The task:
Without omitting anything, return the records precisely as given.

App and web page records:
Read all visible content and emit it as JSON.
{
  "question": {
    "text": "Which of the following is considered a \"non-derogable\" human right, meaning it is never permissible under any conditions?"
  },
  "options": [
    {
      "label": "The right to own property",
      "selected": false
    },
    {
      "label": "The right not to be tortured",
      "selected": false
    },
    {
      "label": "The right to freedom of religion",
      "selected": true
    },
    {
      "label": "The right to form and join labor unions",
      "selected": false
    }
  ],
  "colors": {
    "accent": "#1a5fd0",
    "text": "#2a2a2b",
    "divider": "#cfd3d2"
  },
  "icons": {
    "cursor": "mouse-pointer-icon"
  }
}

Exercise response:
Read all visible content and emit it as JSON.
{
  "question": {
    "text": "Which of the following is considered a \"non-derogable\" human right, meaning it is never permissible under any conditions?"
  },
  "options": [
    {
      "label": "The right to own property",
      "selected": false
    },
    {
      "label": "The right not to be tortured",
      "selected": false
    },
    {
      "label": "The right to freedom of religion",
      "selected": true
    },
    {
      "label": "The right to form and join labor unions",
      "selected": false
    }
  ],
  "colors": {
    "accent": "#1a5fd0",
    "text": "#2a2a2b",
    "divider": "#cfd3d2"
  },
  "icons": {
    "cursor": "mouse-pointer-icon"
  }
}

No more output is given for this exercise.